Earlier last month, few details of the latest version of Google’s Chrome browser, version 78 surfaced. If you thought that was impressive, what until you get a load of the changes and new features that Google’s loaded in the latest version of their operating system, Chrome OS 78, released just days ago.
Let’s look at what’s new and changed in Chrome OS 78.
Chrome OS 78 New Features
The new Virtual Desks in Chrome OS 78 are merely separate workspaces on your Chromebook. Google designed the Virtual Desks to make it easier for Chromebook users to multitask and organize their workspace.
Users can use Virtual Desks to create functional partitions between activities or projects. If a user has multiple projects that they’re working on, they can dedicate a single Virtual Desk to each one. For example, a college student enrolled in four separate courses would create five different Virtual Desks, one for each of his four classes and another for personal activities.
To test out the new Virtual Desks feature, just open Overview, click New Desk (top right-hand corner).
Unlike in the experimental Virtual Desks offered in previous versions of Chrome OS, you no longer need to enable them via a Chrome flag.
Virtual Desks feature also comes with official keyboard shortcuts:
- <Shift> <Search> = – Create a new Virtual Desk
- <Search> J – Switch between Virtual Desks
- <Shift> <Search> ] – Move windows between Virtual Desks
Google’s added a great new feature for Chromebook users who use an Android phone. These users can now right-click a phone number while browsing the web on their Chromebook and send a phone number to their Android phone.
To enable this feature, however, users must first sign into their Google account on both their Chromebook and Android phone and allow syncing for the Chrome browsers on both. This saves the user time not only by getting on the phone quicker but also by working more efficiently across devices.
Printing with the Chromebook, long a headache for users, is no longer. Compatible printers automatically show up in the printer list with no setup necessary. Users need only press <Ctrl> P on their keyboard, choose their desired printer, and -presto- they’re done.
Steps to save a printer to one’s profile is now simplified. If there’s a specific printer that a Chromebook user ordinarily uses, they can save it as the default by visiting Settings and choosing the Printers section.
Easier Feedback Submission

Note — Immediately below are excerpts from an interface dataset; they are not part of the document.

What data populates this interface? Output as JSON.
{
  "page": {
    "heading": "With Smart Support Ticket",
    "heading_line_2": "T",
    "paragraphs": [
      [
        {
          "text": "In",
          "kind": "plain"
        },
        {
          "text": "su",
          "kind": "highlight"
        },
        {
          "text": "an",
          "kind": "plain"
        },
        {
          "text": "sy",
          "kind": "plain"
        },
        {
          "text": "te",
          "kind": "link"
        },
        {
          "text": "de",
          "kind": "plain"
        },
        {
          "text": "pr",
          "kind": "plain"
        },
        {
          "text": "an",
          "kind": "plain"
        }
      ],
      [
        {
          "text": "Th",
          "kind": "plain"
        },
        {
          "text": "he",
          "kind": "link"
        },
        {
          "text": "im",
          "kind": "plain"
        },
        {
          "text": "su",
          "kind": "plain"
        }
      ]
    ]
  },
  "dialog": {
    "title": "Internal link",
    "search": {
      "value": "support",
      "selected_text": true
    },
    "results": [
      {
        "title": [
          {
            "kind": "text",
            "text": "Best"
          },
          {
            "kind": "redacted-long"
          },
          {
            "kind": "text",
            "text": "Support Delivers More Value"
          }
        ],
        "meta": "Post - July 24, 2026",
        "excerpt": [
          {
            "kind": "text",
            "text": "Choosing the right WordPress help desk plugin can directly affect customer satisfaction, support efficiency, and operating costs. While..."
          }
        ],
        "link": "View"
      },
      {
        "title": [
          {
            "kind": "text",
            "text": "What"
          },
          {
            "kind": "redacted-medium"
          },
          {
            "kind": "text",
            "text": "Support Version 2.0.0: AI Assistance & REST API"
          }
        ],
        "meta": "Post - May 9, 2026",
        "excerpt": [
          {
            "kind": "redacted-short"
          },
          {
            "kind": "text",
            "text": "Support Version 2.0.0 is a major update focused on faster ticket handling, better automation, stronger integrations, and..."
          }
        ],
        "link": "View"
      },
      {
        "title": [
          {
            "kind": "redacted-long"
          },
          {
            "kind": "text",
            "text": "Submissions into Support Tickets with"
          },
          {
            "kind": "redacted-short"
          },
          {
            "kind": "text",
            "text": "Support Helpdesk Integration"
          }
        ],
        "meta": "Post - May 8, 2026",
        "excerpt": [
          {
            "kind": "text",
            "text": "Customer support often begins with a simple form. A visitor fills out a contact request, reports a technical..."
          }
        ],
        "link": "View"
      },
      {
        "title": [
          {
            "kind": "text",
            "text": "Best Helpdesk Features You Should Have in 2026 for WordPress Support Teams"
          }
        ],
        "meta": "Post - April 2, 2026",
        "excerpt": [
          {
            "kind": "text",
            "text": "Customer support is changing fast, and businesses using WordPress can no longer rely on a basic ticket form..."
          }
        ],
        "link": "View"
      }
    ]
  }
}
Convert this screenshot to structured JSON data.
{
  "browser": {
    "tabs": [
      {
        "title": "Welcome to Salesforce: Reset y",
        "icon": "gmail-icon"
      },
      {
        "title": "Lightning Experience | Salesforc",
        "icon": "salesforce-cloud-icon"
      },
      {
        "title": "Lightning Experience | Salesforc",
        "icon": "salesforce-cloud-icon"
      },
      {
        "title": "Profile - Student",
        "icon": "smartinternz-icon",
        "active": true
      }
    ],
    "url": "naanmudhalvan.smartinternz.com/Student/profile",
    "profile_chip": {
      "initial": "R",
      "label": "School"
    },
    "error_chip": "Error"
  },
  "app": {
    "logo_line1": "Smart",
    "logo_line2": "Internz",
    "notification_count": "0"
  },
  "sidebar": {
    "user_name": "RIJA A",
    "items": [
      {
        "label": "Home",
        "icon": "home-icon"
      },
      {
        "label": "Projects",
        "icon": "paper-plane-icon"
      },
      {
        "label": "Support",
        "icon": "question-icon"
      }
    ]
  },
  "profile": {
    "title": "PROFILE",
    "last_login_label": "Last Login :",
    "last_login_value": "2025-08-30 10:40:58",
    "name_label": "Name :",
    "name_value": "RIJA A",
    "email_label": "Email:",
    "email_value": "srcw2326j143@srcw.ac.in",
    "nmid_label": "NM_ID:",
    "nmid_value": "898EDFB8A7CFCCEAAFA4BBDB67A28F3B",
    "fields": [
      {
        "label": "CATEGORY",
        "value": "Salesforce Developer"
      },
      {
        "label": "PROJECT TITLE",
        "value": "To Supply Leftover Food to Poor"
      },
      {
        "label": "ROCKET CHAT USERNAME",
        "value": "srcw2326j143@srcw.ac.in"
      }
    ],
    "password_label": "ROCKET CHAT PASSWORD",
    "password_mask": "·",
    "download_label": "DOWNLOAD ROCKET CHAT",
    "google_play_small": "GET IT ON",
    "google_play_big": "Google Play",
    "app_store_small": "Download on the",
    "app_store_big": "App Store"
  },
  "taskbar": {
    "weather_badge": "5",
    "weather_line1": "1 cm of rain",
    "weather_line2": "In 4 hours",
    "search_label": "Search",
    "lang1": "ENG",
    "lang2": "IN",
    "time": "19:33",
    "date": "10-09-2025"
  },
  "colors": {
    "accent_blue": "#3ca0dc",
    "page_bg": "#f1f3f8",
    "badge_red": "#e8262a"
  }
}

While maybe more beneficial to Google than to users, Chrome OS 78 makes it much easier to share feedback to the Chrome OS development team. Chromebook users wishing to provide feedback to developers need to press and hold their power button for a second, and they’ve presented a dedicated button for feedback alongside the Lock and Power off buttons.
The Chromebook team regularly reviews this feedback and suggestions to implement improvements in future releases.
Some other features that Google has added to Chrome OS 78 are:
- Linux Backups – Chromebook users now have the option to save backups of Linux apps and files to local storage, external drive, or Google Drive. When setting up new computer users can quickly restore these copies to the new machine.
- YouTube Picture-in-Picture Support – after a user starts a video in the mobile client, switching to another window, covering, or minimizing the application, a PiP automatically appears in the bottom-right corner. Changing to audio, play/pause, and skipping to the next track are available controls with this feature.
- GPU Hardware Acceleration – Enabled by default now is Crostini GPU support. This provides users a “crisp, lower-latency experience.”
Google did a great job with their latest Chrome OS 78 release. It’s apparent that they’ve listened to the feedback and suggestions of their users and are intent on fulfilling those wants and desires. This responsiveness by Chrome developers is sure to increase the 6.76% market share (according to StatCounter) that Chrome OS currently enjoys in the desktop OS market.